Years later, Mists of Avalon comes onto my radar as part of NPRs top 100 fantasy and sci-fi novels. I decide that regardless of teenage experiences, it is probably pillar of fantasy I should have read - and frankly after reading Mary Stewart's The Crystal Cave, I'm looking for some Arthurian Legend that's a little better (I was only middlingly impressed by Crystal Cave). So I pick up Avalon, and discover that my mother is quite clever - what better way to keep a 13-year-old from getting over her head in sex and mature themes than by feigning indifference? Well played!
Anyway, I digress. Mists of Avalon is a re-telling of Arthurian legend over 70-years that are best well known - that is to say, from about the time Uther hooks up with Igraine until the end of Arthur's reign. For an added twist, the story is told entirely from the perspective of the women of the legend - primarily Morgaine (Morgana le Fay) but also Igraine, Guinevere, and others. After finishing the book I delighted in reviewing Arthurian legend (something I've never before taken much interest in) on wikipedia and comparing how Bradley interpreted the core events of the tales.
Mists of Avalon is not a page turner - it is sedate and composed; it never rushes or hurries, but likewise it never lags. It has pulses and crescendos, but never races towards one event or another. It reads very much like life, with passions and tragedies, but also with the every day. The characters are all incredibly real, an effortless mix of good and well-meaning tempered with jealousy and flaws. There aren't really any villains in the book; you can understand why each character takes the actions they do, and it's always perfectly reasonable (be it inspired by envy or misunderstanding or a hope that they are Doing the Right Thing).
I would not have appreciated this book at 13, and 15 years later I feel like I can only appreciate it in part. I think this is one I might need to revisit in 30 years when I have more life experiences under my belt. On this reading it was engaging and moving, but I can see where it would move me more when I've had more applicable experience (motherhood (or not), growing old, etc). I'm also... not entirely sure how this book would be received by a male audience. I feel like any comment I make is going to raise hackles, so maybe I'll just push it on JD and see what he thinks (though given his reaction to the delicious Victorian drama Tooth and Claw, I have some idea of how that will go).

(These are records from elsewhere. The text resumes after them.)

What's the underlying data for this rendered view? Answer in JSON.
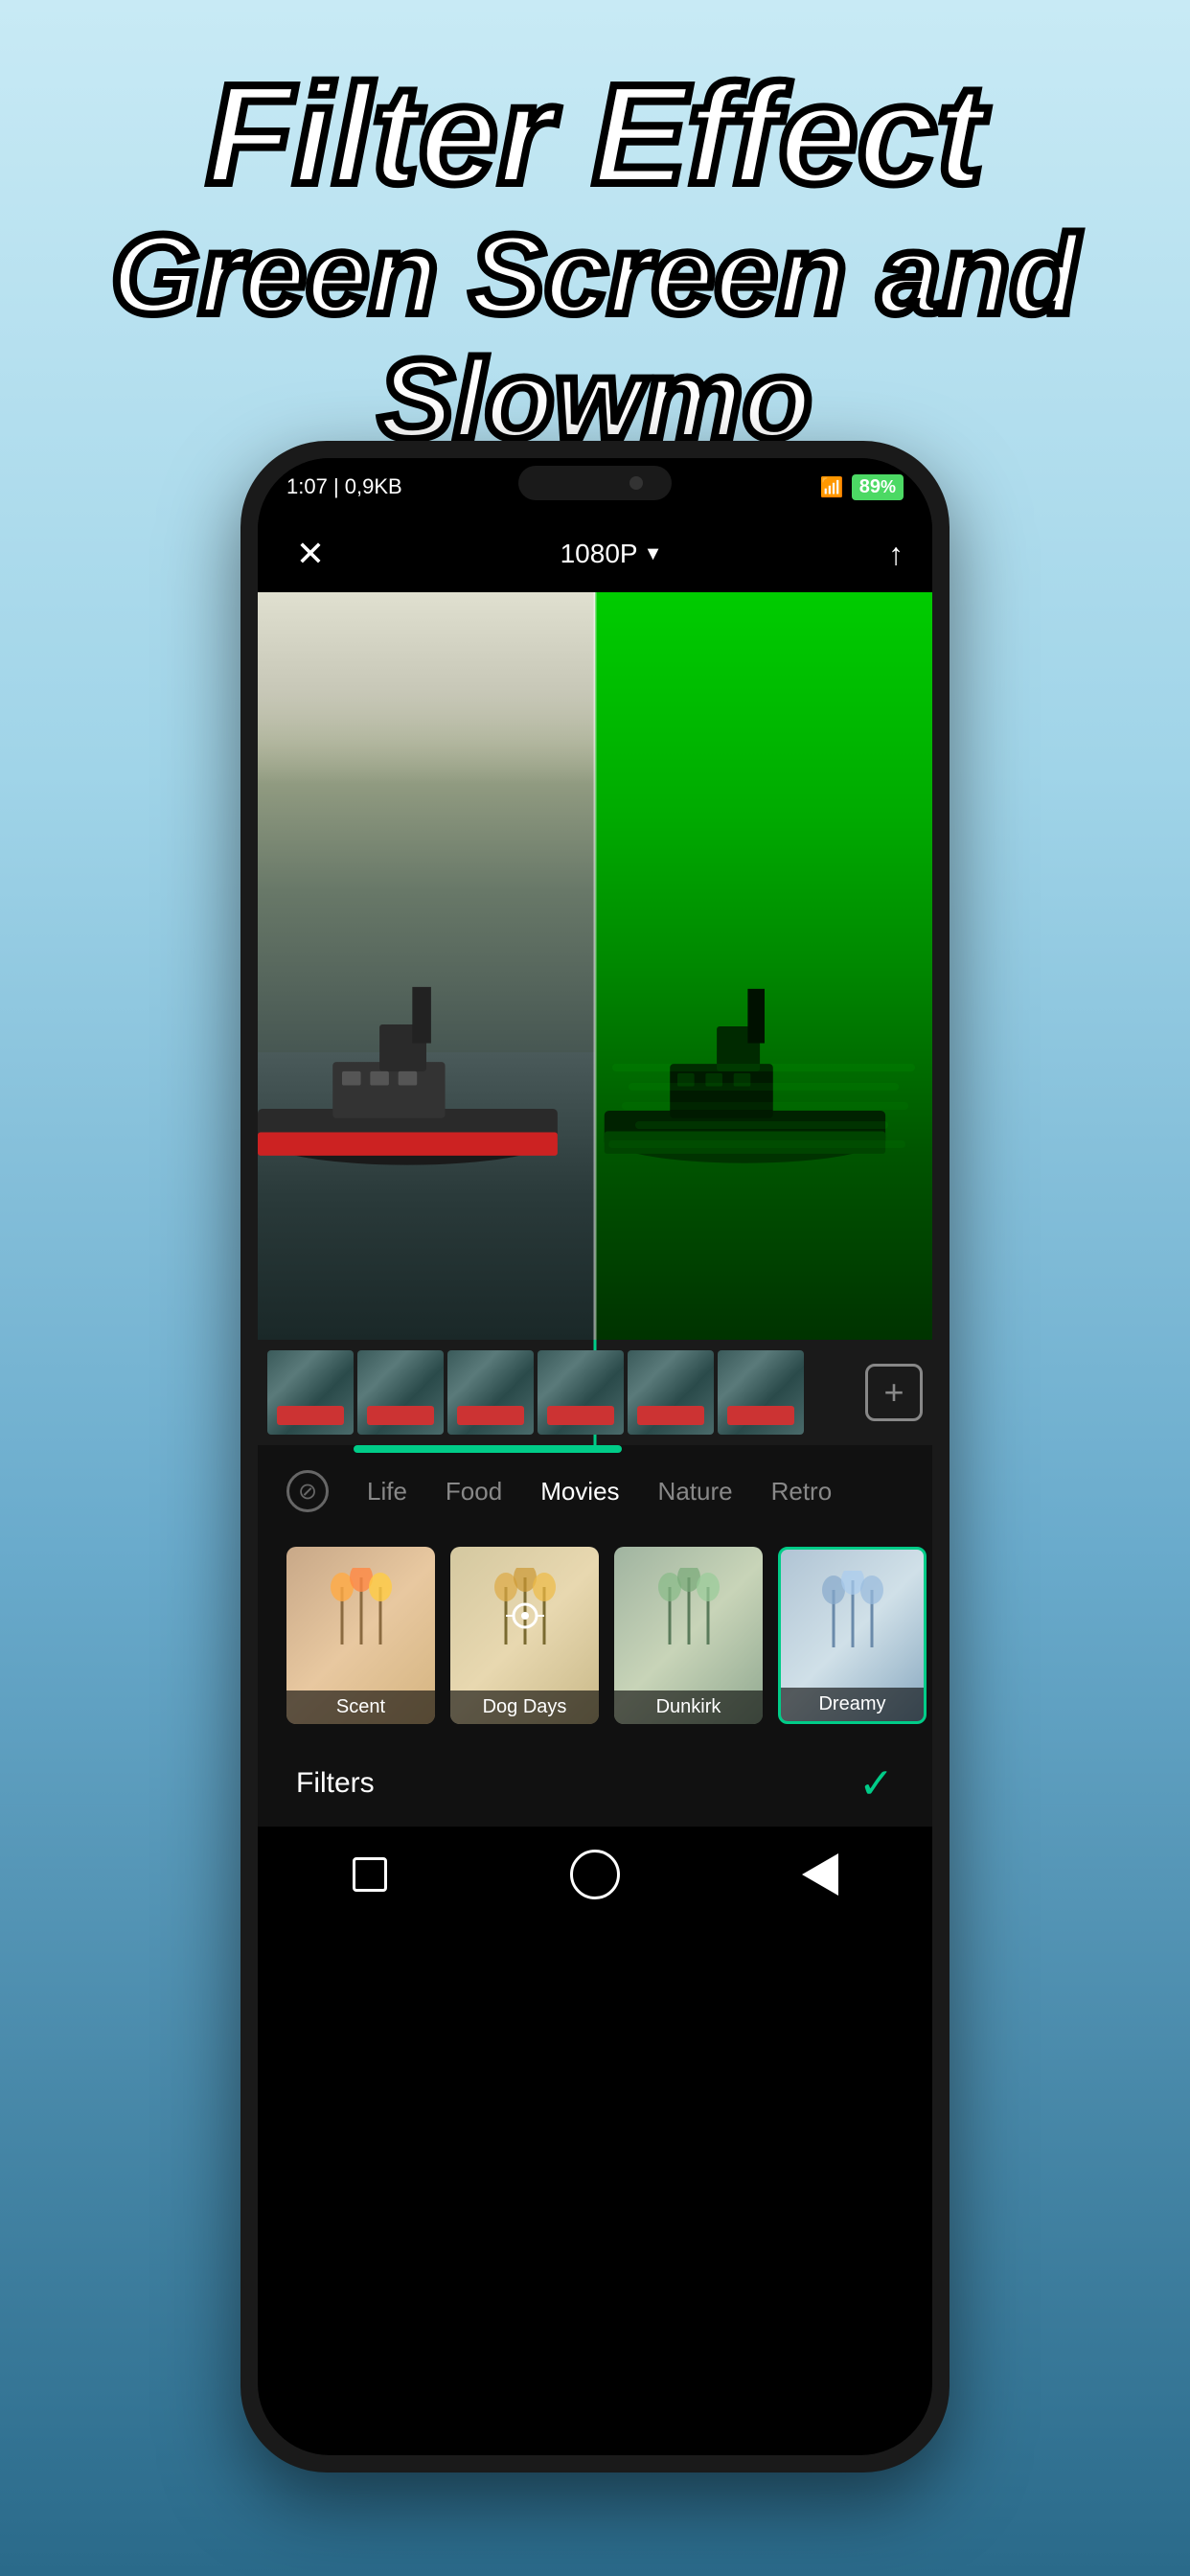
{
  "app": {
    "headline_line1": "Filter Effect",
    "headline_line2": "Green Screen and Slowmo"
  },
  "status_bar": {
    "time": "1:07",
    "data": "0,9KB",
    "network": "4G",
    "battery": "89"
  },
  "top_bar": {
    "resolution": "1080P",
    "resolution_arrow": "▼"
  },
  "filter_categories": {
    "items": [
      {
        "id": "none",
        "label": "⊘",
        "type": "icon"
      },
      {
        "id": "life",
        "label": "Life"
      },
      {
        "id": "food",
        "label": "Food"
      },
      {
        "id": "movies",
        "label": "Movies",
        "active": true
      },
      {
        "id": "nature",
        "label": "Nature"
      },
      {
        "id": "retro",
        "label": "Retro"
      }
    ]
  },
  "filter_items": [
    {
      "id": "scent",
      "label": "Scent"
    },
    {
      "id": "dogdays",
      "label": "Dog Days"
    },
    {
      "id": "dunkirk",
      "label": "Dunkirk"
    },
    {
      "id": "dreamy",
      "label": "Dreamy",
      "active": true
    }
  ],
  "bottom_section": {
    "filters_label": "Filters",
    "check_icon": "✓"
  },
  "icons": {
    "close": "✕",
    "upload": "↑",
    "add": "+"
  }
}
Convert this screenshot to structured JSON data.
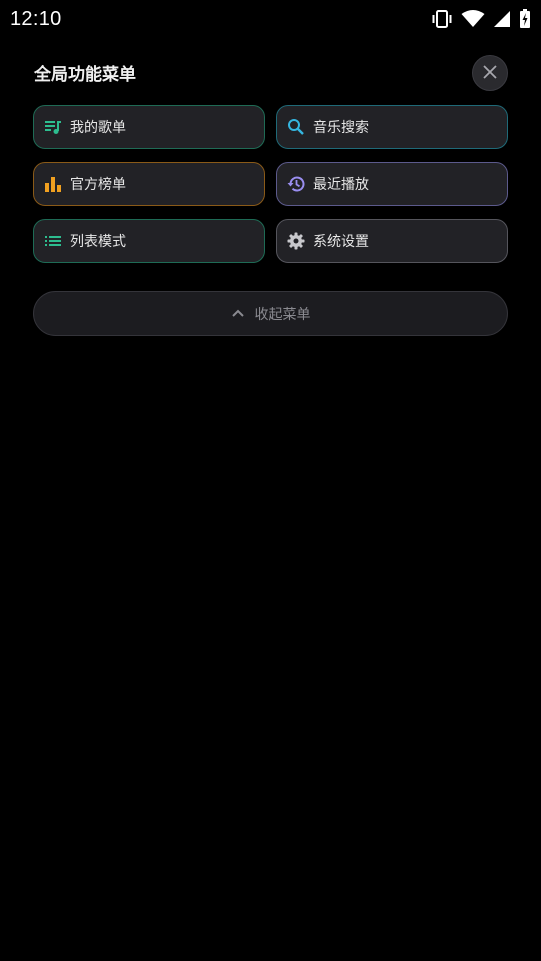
{
  "status_bar": {
    "time": "12:10",
    "icons": [
      "vibrate-icon",
      "wifi-icon",
      "signal-icon",
      "battery-icon"
    ]
  },
  "panel": {
    "title": "全局功能菜单",
    "close_icon": "close-icon"
  },
  "menu": {
    "items": [
      {
        "label": "我的歌单",
        "icon": "playlist-icon",
        "color": "#2dbd8f"
      },
      {
        "label": "音乐搜索",
        "icon": "search-icon",
        "color": "#35b6e0"
      },
      {
        "label": "官方榜单",
        "icon": "bar-chart-icon",
        "color": "#f0a020"
      },
      {
        "label": "最近播放",
        "icon": "history-icon",
        "color": "#9a8ef0"
      },
      {
        "label": "列表模式",
        "icon": "list-icon",
        "color": "#2dbd8f"
      },
      {
        "label": "系统设置",
        "icon": "gear-icon",
        "color": "#c8c8cc"
      }
    ]
  },
  "collapse": {
    "label": "收起菜单",
    "icon": "chevron-up-icon"
  }
}
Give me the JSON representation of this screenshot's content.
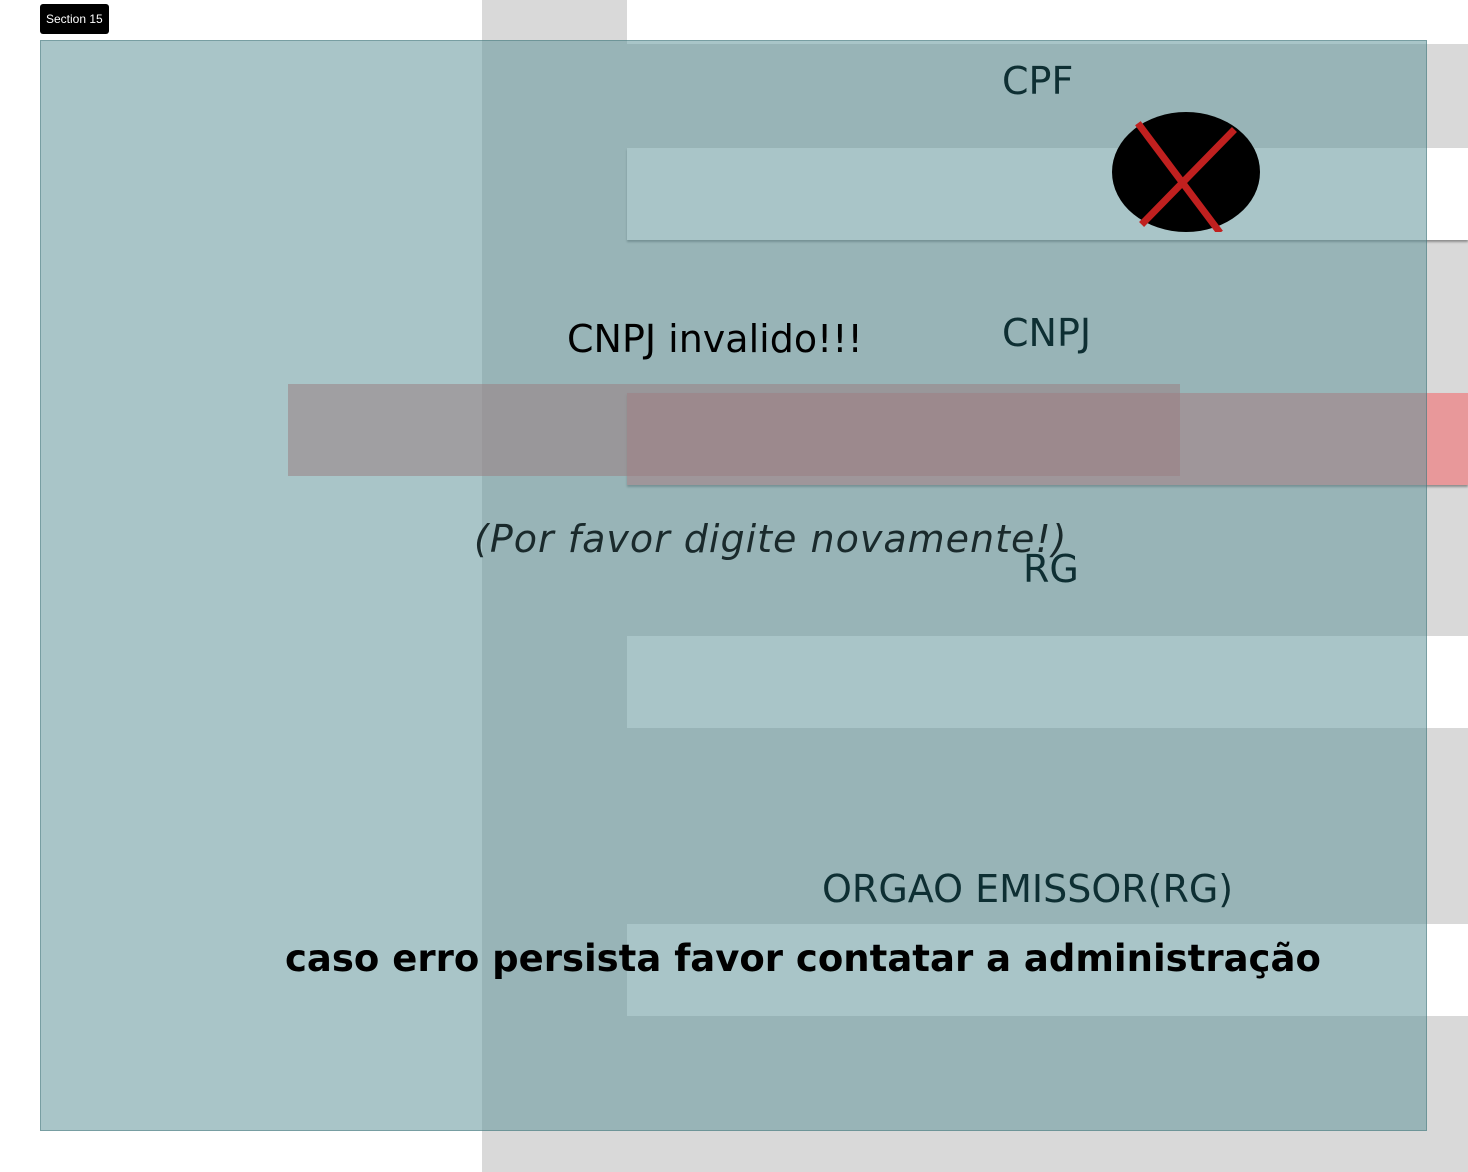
{
  "section_tag": "Section 15",
  "form": {
    "cpf_label": "CPF",
    "cnpj_label": "CNPJ",
    "rg_label": "RG",
    "orgao_label": "ORGAO EMISSOR(RG)"
  },
  "error": {
    "title": "CNPJ invalido!!!",
    "hint": "(Por favor digite novamente!)",
    "contact": "caso erro persista favor contatar a administração",
    "close_icon": "close-icon"
  },
  "colors": {
    "overlay": "#63969b",
    "error_strip": "#dc6464",
    "icon_bg": "#000000",
    "icon_x": "#c0201f"
  }
}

My goodness - I had a lot to say about Avalon! I still have a lot in my head, honestly; it was a very thought-provoking read, and I have the great and overwhelming desire to go read Once and Future King now. Arthurian Legend Obsession - Go!